Skip to main content Skip to footer site map


Review: BETWEEN RIVERSIDE AND CRAZY dazzles at 4TH WALL THEATRE BETWEEN RIVERSIDE AND CRAZY is a Pulitzer Prize winning script by lauded playwright Stephen Adly Guirhis, and this production marks its Houston premiere. It's an urban dark comedy laced with social commentary and revelatory character beats. It's an actor's dream, and so it seems appropriate that 4th WALL THEATRE COMPANY would choose it for their season and intimate space. The production stands out as one of their best, and is well worth checking out between now and early April. It's a small house that seats under 250 patrons, and so it is carrying on despite the impulse to shutter down events with crowds. That's lucky for those of us brave enough to head out there to witness it.

The play is about a retired and disabled black cop who lives in a rent-controlled apartment in the very desirable Riverside area of New York City named Walter "Pops" Washington. He was shot by another white officer, and the implications are that it was racially motivated. He is suing the NYPD in a long drawn out court battle. Meanwhile his son, his son's best friend, and his son's girlfriend all live with him. His wife has been gone for eight years, and they are there to keep him company and be taken care of by their dad. The trio sharing his space seem to be involved in some not so legal operations, and so they endanger the long standing lease which the city would love to dissolve. His former female partner and her career savvy lieutenant husband show up to encourage him to settle his suit against the department. It's a sneaky ruse Pops sees right through. Before all of this is resolved there is a very intriguing visit from a church lady, and lots of tensions bubble up to the surface.
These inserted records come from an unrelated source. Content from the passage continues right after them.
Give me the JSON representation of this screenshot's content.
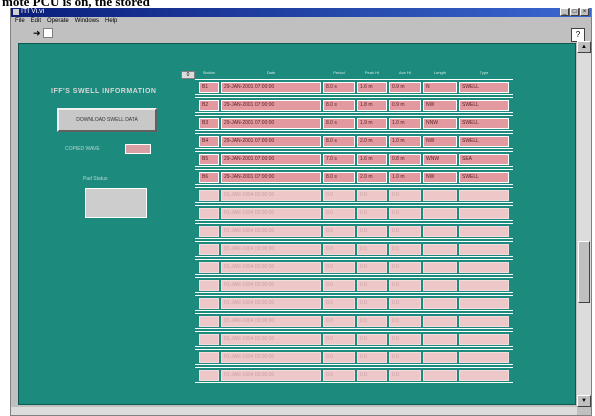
{
  "caption": "mote PCU is on, the stored",
  "window": {
    "title": "ITI Vi.vi",
    "menu": [
      "File",
      "Edit",
      "Operate",
      "Windows",
      "Help"
    ],
    "run_glyph": "➜",
    "help_glyph": "?",
    "minimize_glyph": "_",
    "maximize_glyph": "□",
    "close_glyph": "×",
    "scroll_up": "▲",
    "scroll_down": "▼"
  },
  "panel": {
    "heading": "IFF'S SWELL INFORMATION",
    "download_button": "DOWNLOAD SWELL DATA",
    "copied_label": "COPIED WAVE",
    "pad_label": "Pad Status",
    "row_indicator": "0"
  },
  "grid": {
    "headers": [
      "Station",
      "Date",
      "Period",
      "Peak Ht",
      "Ave Ht",
      "Length",
      "Type"
    ],
    "filled_rows": [
      [
        "B1",
        "29-JAN-2001 07:00:00",
        "8.0 s",
        "1.6 m",
        "0.9 m",
        "N",
        "SWELL"
      ],
      [
        "B2",
        "29-JAN-2001 07:00:00",
        "8.0 s",
        "1.8 m",
        "0.9 m",
        "NW",
        "SWELL"
      ],
      [
        "B3",
        "29-JAN-2001 07:00:00",
        "8.0 s",
        "1.9 m",
        "1.0 m",
        "NNW",
        "SWELL"
      ],
      [
        "B4",
        "29-JAN-2001 07:00:00",
        "8.0 s",
        "2.0 m",
        "1.0 m",
        "NW",
        "SWELL"
      ],
      [
        "B5",
        "29-JAN-2001 07:00:00",
        "7.0 s",
        "1.6 m",
        "0.8 m",
        "WNW",
        "SEA"
      ],
      [
        "B6",
        "29-JAN-2001 07:00:00",
        "8.0 s",
        "2.0 m",
        "1.0 m",
        "NW",
        "SWELL"
      ]
    ],
    "empty_rows": [
      [
        "",
        "01-JAN-1904 00:00:00",
        "0.0",
        "0.0",
        "0.0",
        "",
        ""
      ],
      [
        "",
        "01-JAN-1904 00:00:00",
        "0.0",
        "0.0",
        "0.0",
        "",
        ""
      ],
      [
        "",
        "01-JAN-1904 00:00:00",
        "0.0",
        "0.0",
        "0.0",
        "",
        ""
      ],
      [
        "",
        "01-JAN-1904 00:00:00",
        "0.0",
        "0.0",
        "0.0",
        "",
        ""
      ],
      [
        "",
        "01-JAN-1904 00:00:00",
        "0.0",
        "0.0",
        "0.0",
        "",
        ""
      ],
      [
        "",
        "01-JAN-1904 00:00:00",
        "0.0",
        "0.0",
        "0.0",
        "",
        ""
      ],
      [
        "",
        "01-JAN-1904 00:00:00",
        "0.0",
        "0.0",
        "0.0",
        "",
        ""
      ],
      [
        "",
        "01-JAN-1904 00:00:00",
        "0.0",
        "0.0",
        "0.0",
        "",
        ""
      ],
      [
        "",
        "01-JAN-1904 00:00:00",
        "0.0",
        "0.0",
        "0.0",
        "",
        ""
      ],
      [
        "",
        "01-JAN-1904 00:00:00",
        "0.0",
        "0.0",
        "0.0",
        "",
        ""
      ],
      [
        "",
        "01-JAN-1904 00:00:00",
        "0.0",
        "0.0",
        "0.0",
        "",
        ""
      ]
    ]
  }
}
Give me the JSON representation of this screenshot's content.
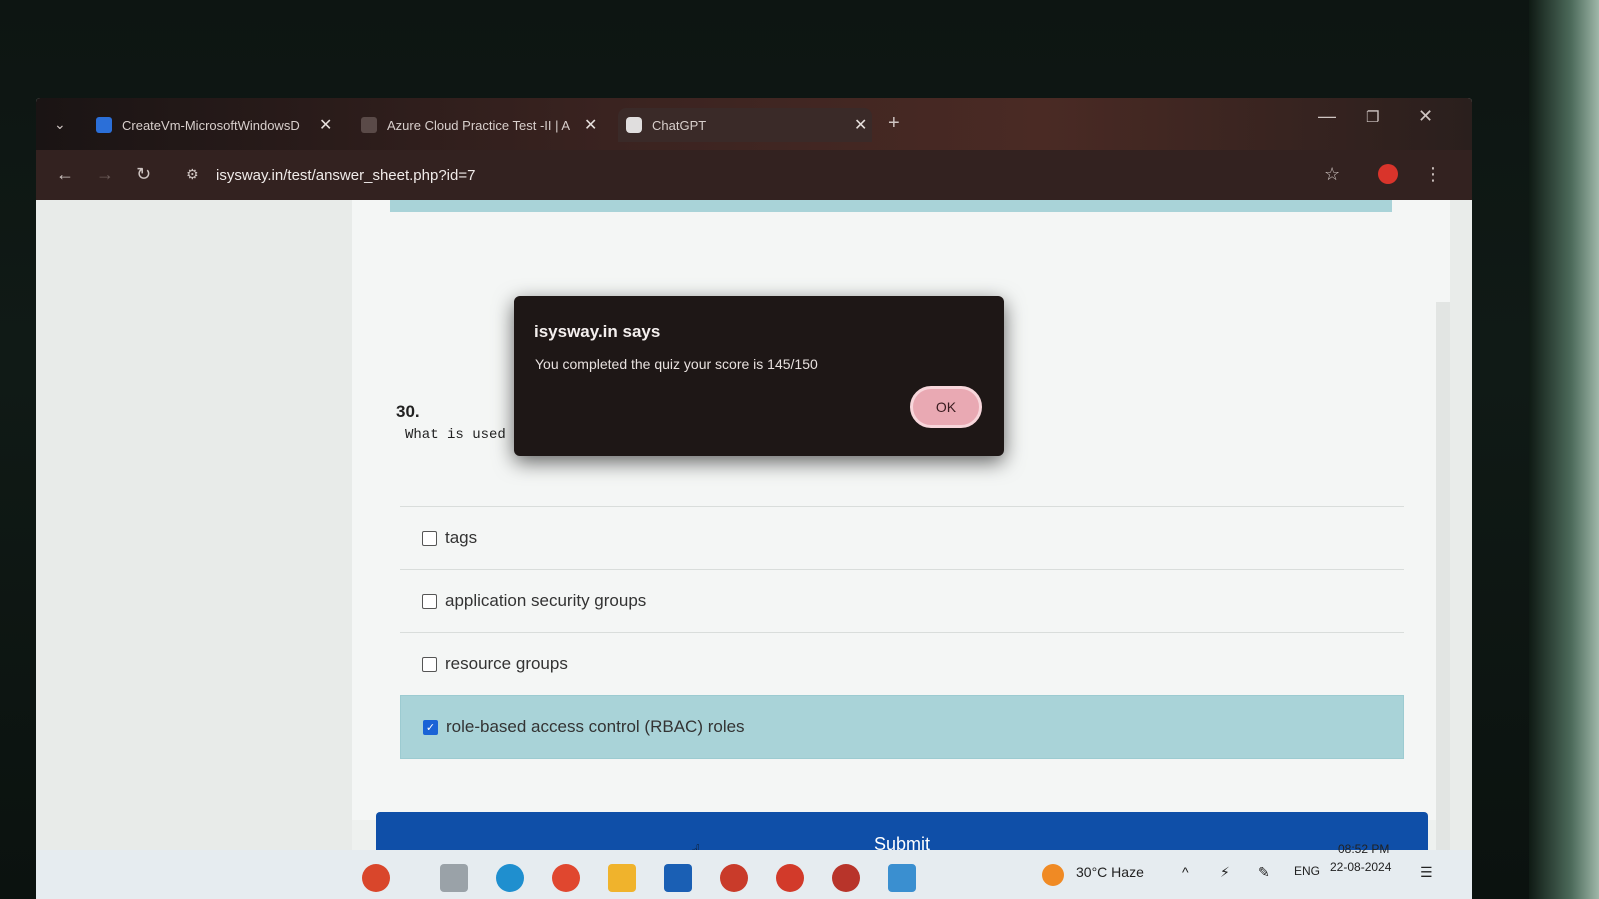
{
  "tabs": [
    {
      "title": "CreateVm-MicrosoftWindowsD",
      "close": "✕"
    },
    {
      "title": "Azure Cloud Practice Test -II | A",
      "close": "✕"
    },
    {
      "title": "ChatGPT",
      "close": "✕"
    }
  ],
  "new_tab_label": "+",
  "url": "isysway.in/test/answer_sheet.php?id=7",
  "window_controls": {
    "minimize": "—",
    "restore": "❐",
    "close": "✕"
  },
  "dialog": {
    "title": "isysway.in says",
    "message": "You completed the quiz your score is 145/150",
    "ok_label": "OK"
  },
  "question": {
    "number": "30.",
    "text_visible": "What is used"
  },
  "options": [
    {
      "label": "tags",
      "checked": false
    },
    {
      "label": "application security groups",
      "checked": false
    },
    {
      "label": "resource groups",
      "checked": false
    },
    {
      "label": "role-based access control (RBAC) roles",
      "checked": true
    }
  ],
  "submit_label": "Submit",
  "taskbar": {
    "weather": "30°C  Haze",
    "lang": "ENG",
    "time": "08:52 PM",
    "date": "22-08-2024"
  },
  "colors": {
    "accent_button": "#0f4fa8",
    "selected_option": "#a9d3d8",
    "dialog_bg": "#1e1716",
    "ok_button": "#e9a9b3"
  }
}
This tricky character-driven piece requires an amazing cast, and that is just what 4th WALL THEATRE COMPANY has managed to assemble. Byron Jacquet plays Pops, and he carries the story ably on broad shoulders. Every moment of his performance has a world weary marinade that rings true. He is asked to do all of the heavy lifting as the plot shifts around him, and he's up to the challenge. Watching his work is like getting a master class in acting from one of Houston's best artists.

Joseph "Joe P." Palmore plays his son Junior, and he's a proven talent who appeared in 4th WALL's recent production of THE GLASS MENAGERIE. Joe knows how to approach an "angry young man" with grace, and he brings a flair to the role that reminds me a great deal of Terrence Howard. Juan Sebastian Cruz is equally authentic as the tortured Oswaldo, the best friend of the son who is struggling to hold on to his sobriety and new healthier life choices. Briana J. Resa plays Lulu, the girlfriend of Junior, with her trademark wicked humor and ability to go from cute to badass in mere seconds. These three are the colorful New Yorkers who at once seem as charming as they are potentially dangerous throughout.

Real life husband, wife and artistic directors Philip Liel and Kim Tobin-Liel play cops trying to manipulate Pops into dropping his lawsuit. What makes their performances so great is they choose to play the undercurrents of the shifty characters well enough that we never believe a word they say when it comes to the important stuff. The furtive quick side glances between them give us all we need to know about their true motivations.

Oddly enough there is one character who only enters the play in the second act that stands out above all others. It is the Church Lady played by Pamela Vogel and it's a showstopper. She ends up stealing the entire night with a scary and hilarious take on a woman who seems way too passionate about the work of her Lord. It's a surprising and ballsy turn that could have slipped into parody in the hands of anyone other than Vogel who proves she can handle anything thrown at her. It is literally the smallest written role, but one that you won't be able to shake for many days later.

Bill Pruitt directs the actors with a wonderful sense of tone and timing. His staging is nimble, and the scenes flow from one to the next with a fluidity aided by Robert Leslie Meek's incredible sound design. Christina Giannelli's lighting is on target throughout. Ryan McGettigan's scenic design is painfully authentic with it's rundown floors and peeling paint. Adam Noble provides movement direction that helps carry off a crucial scene in the second act. Technically the whole production rivals the best of the best in Houston including The Alley.

You can't go wrong here when you consider you have an amazing script, a stellar cast, and a show produced with technical prowess. BETWEEN RIVERSIDE AND CRAZY is easily the best show running live in Houston right now, and would be even if the larger houses had remained open. It's an amazingly insightful black comedy that takes on our fears of intimacy and how we choose to live our lives with each other. The most remarkable aspect of it are the colorful characters who resonate with a vibrancy you rarely witness in more traditional works.

BETWEEN RIVERSIDE AND CRAZY is projected to run through April 4th at Spring St. Studios. Tickets are available either through their website at or by calling (832) 767-4991.

Photo by Gabriella Nissen

Related Articles View More Houston Stories

From This Author - Brett Cullum